Requirement:
Give every entry again, exactly as it stands.

Supplied data:
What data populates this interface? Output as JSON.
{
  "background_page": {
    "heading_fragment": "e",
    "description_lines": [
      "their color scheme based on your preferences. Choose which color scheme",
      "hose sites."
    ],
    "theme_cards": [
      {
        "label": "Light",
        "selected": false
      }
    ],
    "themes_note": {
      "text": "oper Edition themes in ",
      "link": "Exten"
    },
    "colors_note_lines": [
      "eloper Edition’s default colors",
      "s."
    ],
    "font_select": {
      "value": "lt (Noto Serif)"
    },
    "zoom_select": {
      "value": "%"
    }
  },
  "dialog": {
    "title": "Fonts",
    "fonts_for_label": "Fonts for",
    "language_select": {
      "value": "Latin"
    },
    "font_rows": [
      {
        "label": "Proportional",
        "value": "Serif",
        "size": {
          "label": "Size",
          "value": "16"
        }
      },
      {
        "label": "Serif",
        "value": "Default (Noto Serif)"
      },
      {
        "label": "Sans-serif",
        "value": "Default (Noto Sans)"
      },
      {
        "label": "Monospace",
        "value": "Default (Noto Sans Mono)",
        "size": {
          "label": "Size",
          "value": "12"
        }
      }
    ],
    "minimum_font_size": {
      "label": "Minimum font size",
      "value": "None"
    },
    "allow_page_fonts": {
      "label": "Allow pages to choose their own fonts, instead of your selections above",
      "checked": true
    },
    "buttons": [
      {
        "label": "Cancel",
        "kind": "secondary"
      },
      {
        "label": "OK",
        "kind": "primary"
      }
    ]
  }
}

Problem solution:
What data populates this interface? Output as JSON.
{
  "background_page": {
    "heading_fragment": "e",
    "description_lines": [
      "their color scheme based on your preferences. Choose which color scheme",
      "hose sites."
    ],
    "theme_cards": [
      {
        "label": "Light",
        "selected": false
      }
    ],
    "themes_note": {
      "text": "oper Edition themes in ",
      "link": "Exten"
    },
    "colors_note_lines": [
      "eloper Edition’s default colors",
      "s."
    ],
    "font_select": {
      "value": "lt (Noto Serif)"
    },
    "zoom_select": {
      "value": "%"
    }
  },
  "dialog": {
    "title": "Fonts",
    "fonts_for_label": "Fonts for",
    "language_select": {
      "value": "Latin"
    },
    "font_rows": [
      {
        "label": "Proportional",
        "value": "Serif",
        "size": {
          "label": "Size",
          "value": "16"
        }
      },
      {
        "label": "Serif",
        "value": "Default (Noto Serif)"
      },
      {
        "label": "Sans-serif",
        "value": "Default (Noto Sans)"
      },
      {
        "label": "Monospace",
        "value": "Default (Noto Sans Mono)",
        "size": {
          "label": "Size",
          "value": "12"
        }
      }
    ],
    "minimum_font_size": {
      "label": "Minimum font size",
      "value": "None"
    },
    "allow_page_fonts": {
      "label": "Allow pages to choose their own fonts, instead of your selections above",
      "checked": true
    },
    "buttons": [
      {
        "label": "Cancel",
        "kind": "secondary"
      },
      {
        "label": "OK",
        "kind": "primary"
      }
    ]
  }
}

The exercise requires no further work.